of amine (-NH
2
) and carboxylic acid (-COOH) functional groups, along with a side-chain specific to each
amino acid. The key elements of an amino acid are carbon, hydrogen, oxygen, and nitrogen, though other
elements are found in the side-chains of certain amino acids. About 500 amino acids are known
[1]
and can be
classified in many ways.
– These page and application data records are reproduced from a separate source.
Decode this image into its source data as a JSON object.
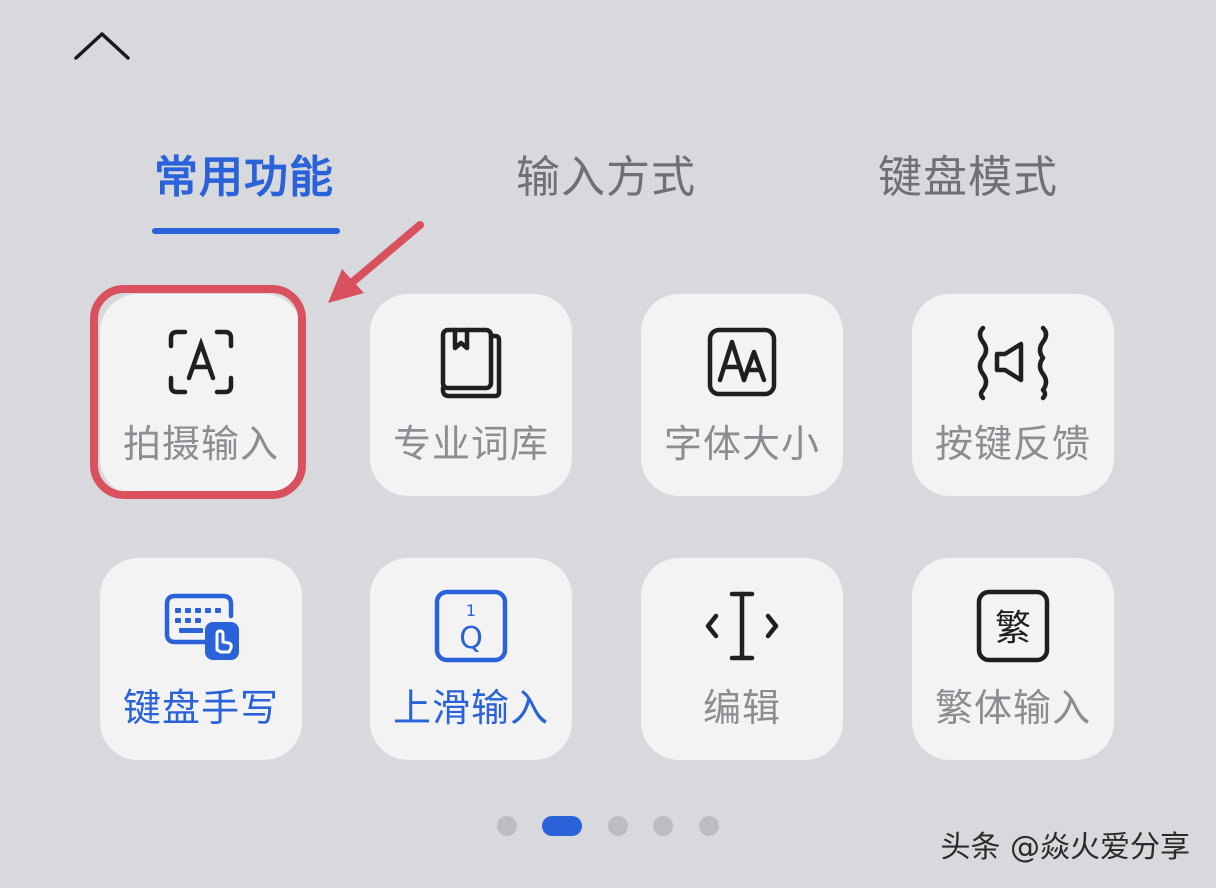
{
  "tabs": {
    "common": "常用功能",
    "input_method": "输入方式",
    "keyboard_mode": "键盘模式"
  },
  "tiles": {
    "photo_input": {
      "label": "拍摄输入",
      "icon": "text-scan-icon"
    },
    "pro_dictionary": {
      "label": "专业词库",
      "icon": "book-icon"
    },
    "font_size": {
      "label": "字体大小",
      "icon": "font-size-icon"
    },
    "key_feedback": {
      "label": "按键反馈",
      "icon": "vibration-sound-icon"
    },
    "keyboard_handwriting": {
      "label": "键盘手写",
      "icon": "keyboard-handwriting-icon"
    },
    "swipe_up_input": {
      "label": "上滑输入",
      "icon": "swipe-key-icon",
      "key_number": "1",
      "key_letter": "Q"
    },
    "edit": {
      "label": "编辑",
      "icon": "text-cursor-icon"
    },
    "traditional_input": {
      "label": "繁体输入",
      "icon": "traditional-char-icon",
      "glyph": "繁"
    }
  },
  "pagination": {
    "pages": 5,
    "current": 2
  },
  "watermark": "头条 @焱火爱分享",
  "colors": {
    "accent": "#2a62d9",
    "highlight": "#d9505e",
    "background": "#d8d9dc",
    "tile": "#f3f3f4"
  }
}
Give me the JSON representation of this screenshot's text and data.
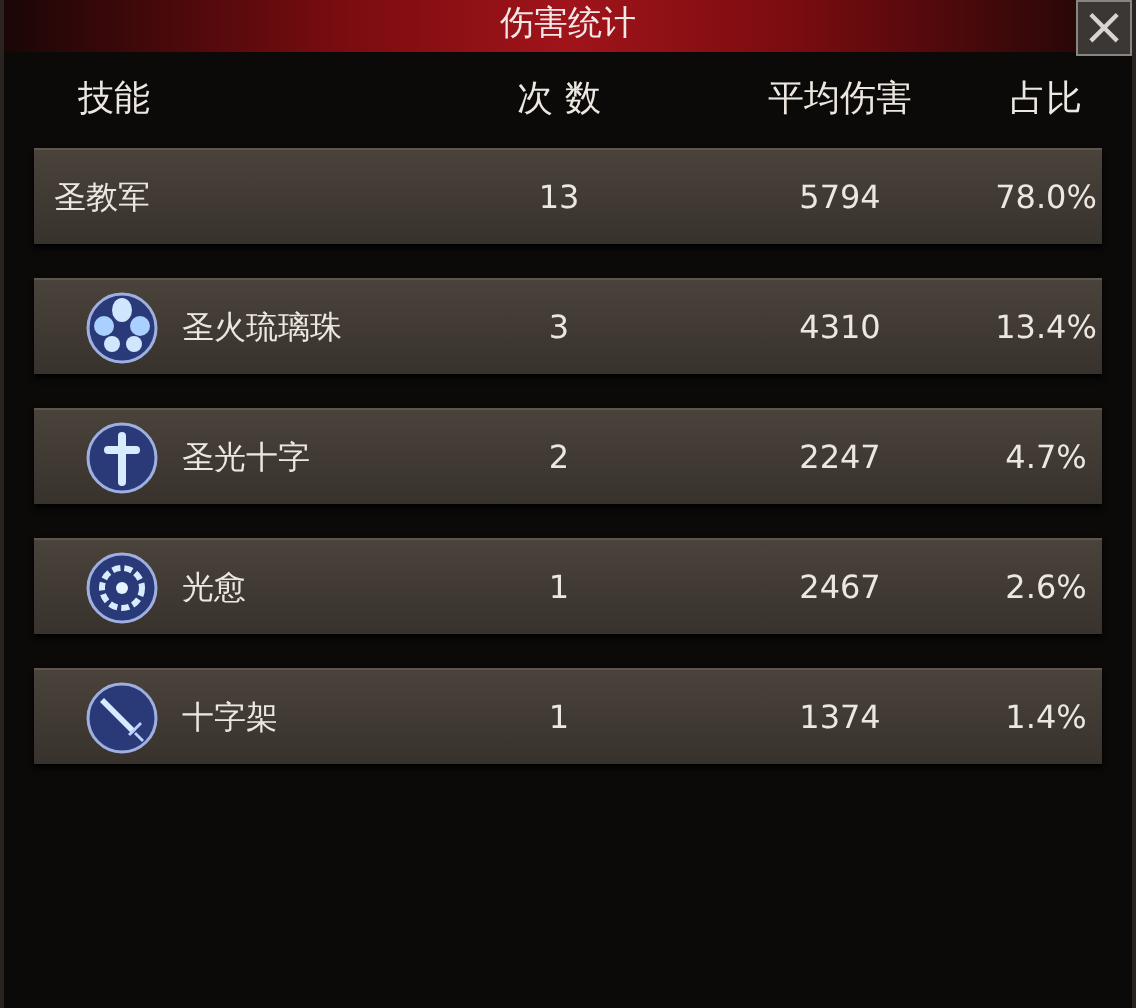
{
  "window": {
    "title": "伤害统计",
    "close": "×"
  },
  "table": {
    "columns": [
      "技能",
      "次 数",
      "平均伤害",
      "占比"
    ],
    "rows": [
      {
        "kind": "plain",
        "skill": "圣教军",
        "count": "13",
        "average": "5794",
        "share": "78.0%"
      },
      {
        "kind": "orbs",
        "skill": "圣火琉璃珠",
        "count": "3",
        "average": "4310",
        "share": "13.4%"
      },
      {
        "kind": "cross",
        "skill": "圣光十字",
        "count": "2",
        "average": "2247",
        "share": "4.7%"
      },
      {
        "kind": "ring",
        "skill": "光愈",
        "count": "1",
        "average": "2467",
        "share": "2.6%"
      },
      {
        "kind": "sword",
        "skill": "十字架",
        "count": "1",
        "average": "1374",
        "share": "1.4%"
      }
    ]
  }
}
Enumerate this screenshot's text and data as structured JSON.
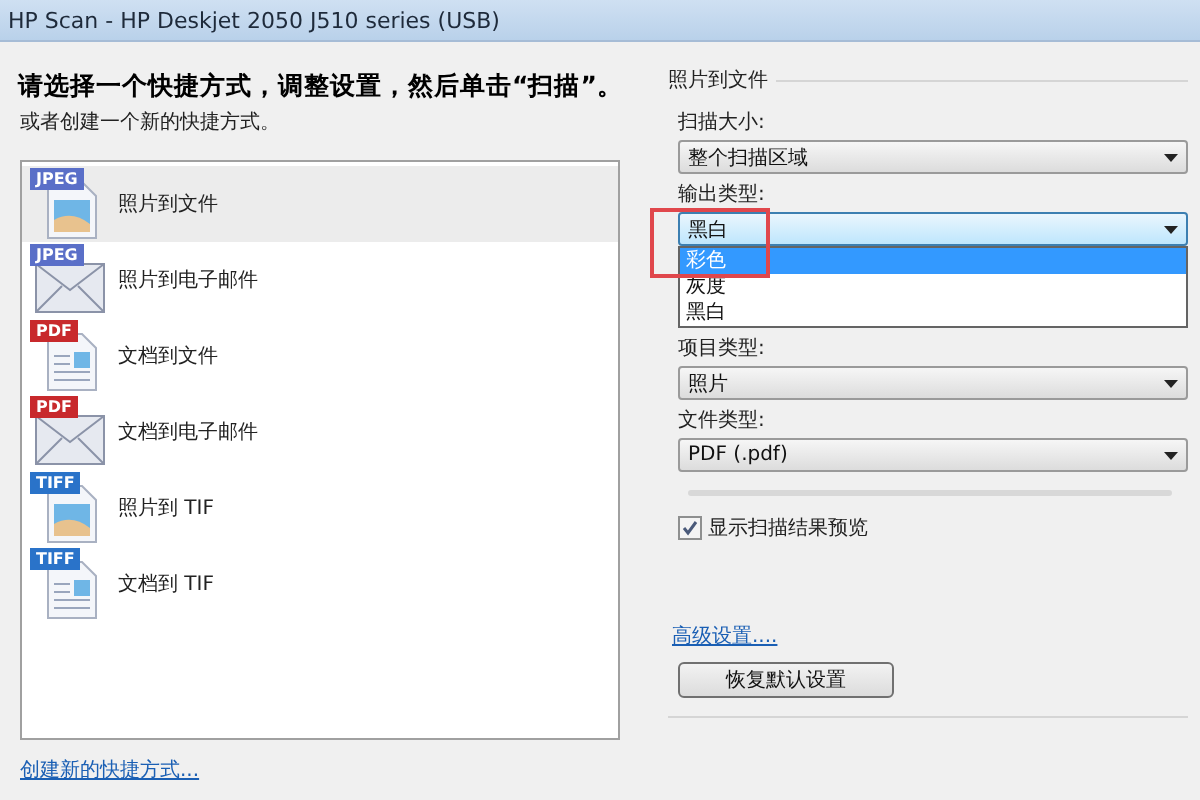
{
  "window": {
    "title": "HP Scan - HP Deskjet 2050 J510 series (USB)"
  },
  "heading": "请选择一个快捷方式，调整设置，然后单击“扫描”。",
  "subheading": "或者创建一个新的快捷方式。",
  "shortcuts": [
    {
      "label": "照片到文件",
      "badge": "JPEG",
      "kind": "photo",
      "selected": true
    },
    {
      "label": "照片到电子邮件",
      "badge": "JPEG",
      "kind": "email",
      "selected": false
    },
    {
      "label": "文档到文件",
      "badge": "PDF",
      "kind": "document",
      "selected": false
    },
    {
      "label": "文档到电子邮件",
      "badge": "PDF",
      "kind": "email",
      "selected": false
    },
    {
      "label": "照片到 TIF",
      "badge": "TIFF",
      "kind": "photo",
      "selected": false
    },
    {
      "label": "文档到 TIF",
      "badge": "TIFF",
      "kind": "document",
      "selected": false
    }
  ],
  "create_link": "创建新的快捷方式...",
  "settings": {
    "title": "照片到文件",
    "fields": [
      {
        "label": "扫描大小:",
        "value": "整个扫描区域",
        "open": false
      },
      {
        "label": "输出类型:",
        "value": "黑白",
        "open": true,
        "options": [
          {
            "label": "彩色",
            "highlighted": true
          },
          {
            "label": "灰度",
            "highlighted": false
          },
          {
            "label": "黑白",
            "highlighted": false
          }
        ]
      },
      {
        "label": "项目类型:",
        "value": "照片",
        "open": false
      },
      {
        "label": "文件类型:",
        "value": "PDF (.pdf)",
        "open": false
      }
    ],
    "preview_checkbox": {
      "label": "显示扫描结果预览",
      "checked": true
    },
    "advanced_link": "高级设置....",
    "reset_button": "恢复默认设置"
  }
}
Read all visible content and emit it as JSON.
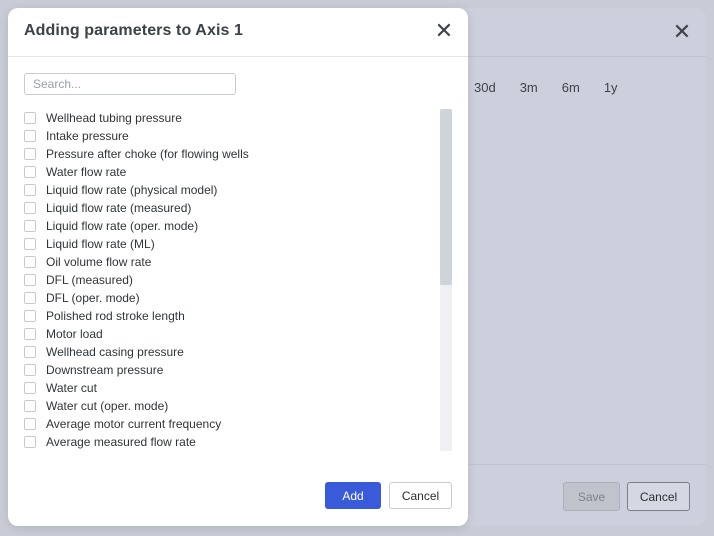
{
  "background_dialog": {
    "time_ranges": [
      "30d",
      "3m",
      "6m",
      "1y"
    ],
    "save_label": "Save",
    "cancel_label": "Cancel"
  },
  "modal": {
    "title": "Adding parameters to Axis 1",
    "search_placeholder": "Search...",
    "search_value": "",
    "items": [
      {
        "label": "Wellhead tubing pressure",
        "checked": false
      },
      {
        "label": "Intake pressure",
        "checked": false
      },
      {
        "label": "Pressure after choke (for flowing wells",
        "checked": false
      },
      {
        "label": "Water flow rate",
        "checked": false
      },
      {
        "label": "Liquid flow rate (physical model)",
        "checked": false
      },
      {
        "label": "Liquid flow rate (measured)",
        "checked": false
      },
      {
        "label": "Liquid flow rate (oper. mode)",
        "checked": false
      },
      {
        "label": "Liquid flow rate (ML)",
        "checked": false
      },
      {
        "label": "Oil volume flow rate",
        "checked": false
      },
      {
        "label": "DFL (measured)",
        "checked": false
      },
      {
        "label": "DFL (oper. mode)",
        "checked": false
      },
      {
        "label": "Polished rod stroke length",
        "checked": false
      },
      {
        "label": "Motor load",
        "checked": false
      },
      {
        "label": "Wellhead casing pressure",
        "checked": false
      },
      {
        "label": "Downstream pressure",
        "checked": false
      },
      {
        "label": "Water cut",
        "checked": false
      },
      {
        "label": "Water cut (oper. mode)",
        "checked": false
      },
      {
        "label": "Average motor current frequency",
        "checked": false
      },
      {
        "label": "Average measured flow rate",
        "checked": false
      }
    ],
    "add_label": "Add",
    "cancel_label": "Cancel"
  },
  "colors": {
    "accent": "#3a5bd9",
    "overlay": "#c9ccd6"
  }
}
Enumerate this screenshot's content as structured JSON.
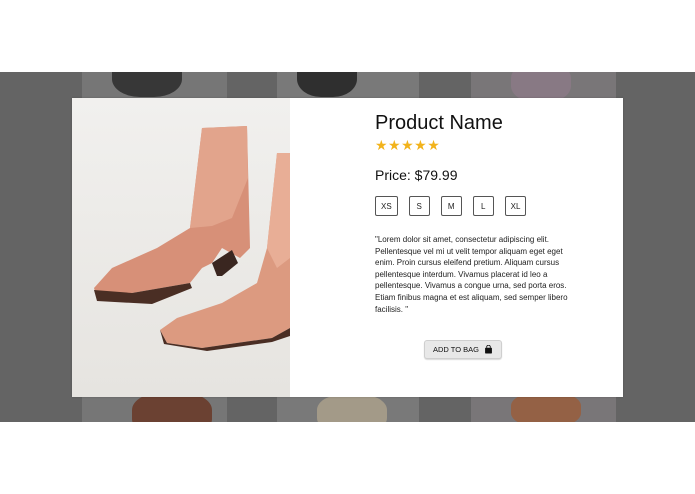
{
  "product": {
    "name": "Product Name",
    "stars": "★★★★★",
    "rating": 5,
    "rating_max": 5,
    "price": "Price: $79.99",
    "sizes": [
      "XS",
      "S",
      "M",
      "L",
      "XL"
    ],
    "description": "\"Lorem dolor sit amet, consectetur adipiscing elit. Pellentesque vel mi ut velit tempor aliquam eget eget enim. Proin cursus eleifend pretium. Aliquam cursus pellentesque interdum. Vivamus placerat id leo a pellentesque. Vivamus a congue urna, sed porta eros. Etiam finibus magna et est aliquam, sed semper libero facilisis. \"",
    "add_to_bag_label": "ADD TO BAG",
    "image_alt_icon": "ankle-boot-photo"
  },
  "colors": {
    "star": "#f2b31b",
    "overlay": "#6f6f6f",
    "boot": "#d9937a",
    "sole": "#4a2e24"
  }
}
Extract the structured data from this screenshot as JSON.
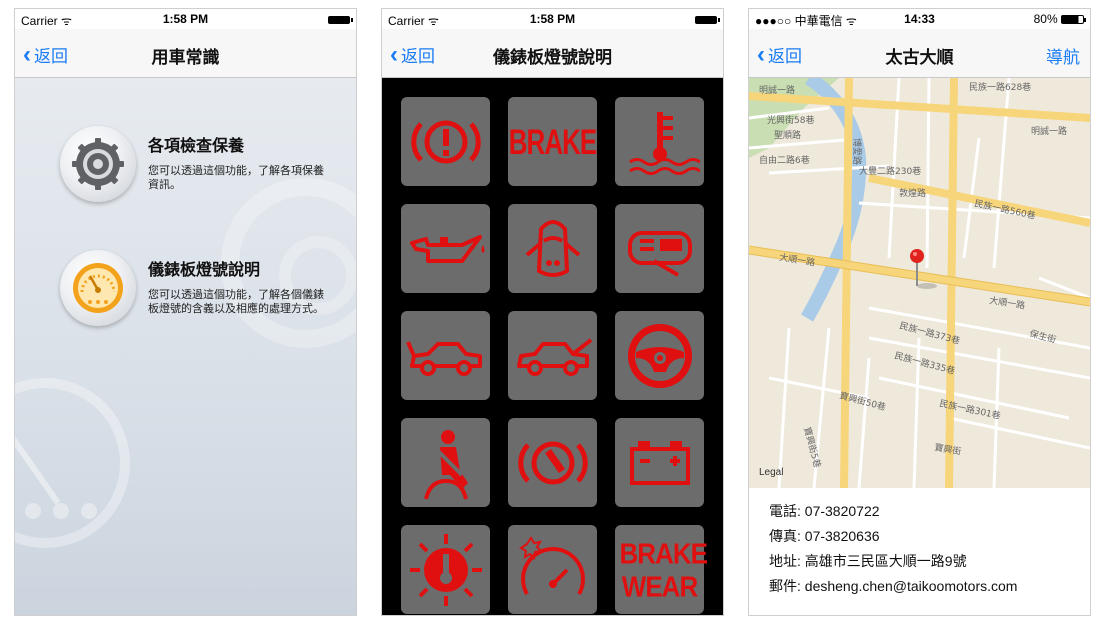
{
  "screen1": {
    "status": {
      "carrier": "Carrier",
      "time": "1:58 PM"
    },
    "nav": {
      "back": "返回",
      "title": "用車常識"
    },
    "items": [
      {
        "title": "各項檢查保養",
        "desc": "您可以透過這個功能，了解各項保養資訊。",
        "icon": "gear-icon"
      },
      {
        "title": "儀錶板燈號說明",
        "desc": "您可以透過這個功能，了解各個儀錶板燈號的含義以及相應的處理方式。",
        "icon": "speedometer-icon"
      }
    ]
  },
  "screen2": {
    "status": {
      "carrier": "Carrier",
      "time": "1:58 PM"
    },
    "nav": {
      "back": "返回",
      "title": "儀錶板燈號說明"
    },
    "tiles": [
      {
        "icon": "brake-warning-icon"
      },
      {
        "icon": "brake-text-icon",
        "text": "BRAKE"
      },
      {
        "icon": "coolant-temperature-icon"
      },
      {
        "icon": "oil-pressure-icon"
      },
      {
        "icon": "door-open-icon"
      },
      {
        "icon": "headlight-icon"
      },
      {
        "icon": "trunk-open-icon"
      },
      {
        "icon": "hood-open-icon"
      },
      {
        "icon": "steering-wheel-icon"
      },
      {
        "icon": "seatbelt-icon"
      },
      {
        "icon": "brake-pad-icon"
      },
      {
        "icon": "battery-icon"
      },
      {
        "icon": "engine-temperature-icon"
      },
      {
        "icon": "speedometer-warning-icon"
      },
      {
        "icon": "brake-wear-text-icon",
        "text": "BRAKE WEAR"
      }
    ]
  },
  "screen3": {
    "status": {
      "carrier": "●●●○○ 中華電信",
      "time": "14:33",
      "battery": "80%"
    },
    "nav": {
      "back": "返回",
      "title": "太古大順",
      "right": "導航"
    },
    "map": {
      "legal": "Legal",
      "labels": [
        "明誠一路",
        "光興街58巷",
        "聖順路",
        "自由二路6巷",
        "民族一路628巷",
        "明誠一路",
        "博愛路",
        "大豐二路230巷",
        "敦煌路",
        "民族一路560巷",
        "大順一路",
        "大順一路",
        "民族一路373巷",
        "保生街",
        "民族一路335巷",
        "寶興街50巷",
        "民族一路301巷",
        "寶興街5巷",
        "寶興街"
      ]
    },
    "info": {
      "phone": "電話: 07-3820722",
      "fax": "傳真: 07-3820636",
      "address": "地址: 高雄市三民區大順一路9號",
      "email": "郵件: desheng.chen@taikoomotors.com"
    }
  }
}
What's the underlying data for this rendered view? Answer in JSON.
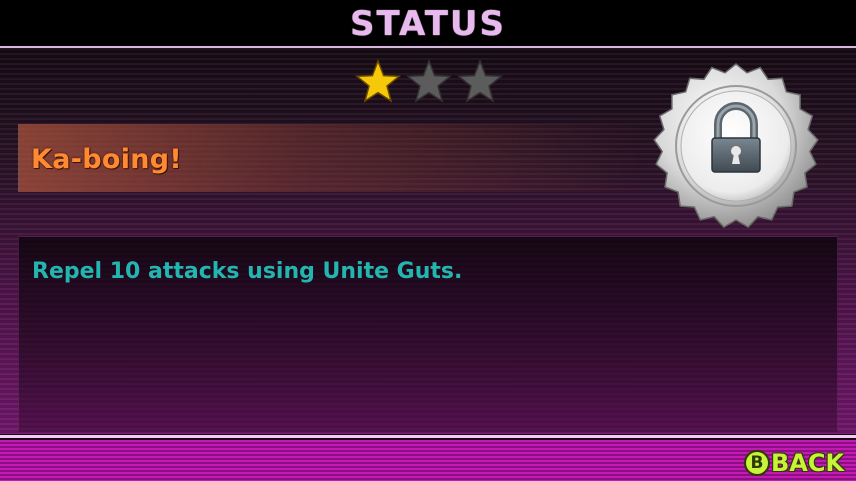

They can be classified according to the core structural functional groups' locations
as alpha- (-), beta- (-), gamma- (-) or delta- (-) amino acids; other categories relate topolarity, pH level, and
side-chain group type (aliphatic, acyclic, aromatic, containing hydroxyl or sulfur, etc.). In the form ofproteins,
amino acids comprise the second-largest component (water is the largest) of human muscles, cells and
other tissues.
[2]
Outside proteins, amino acids perform critical roles in processes such
as neurotransmitter transport and biosynthesis.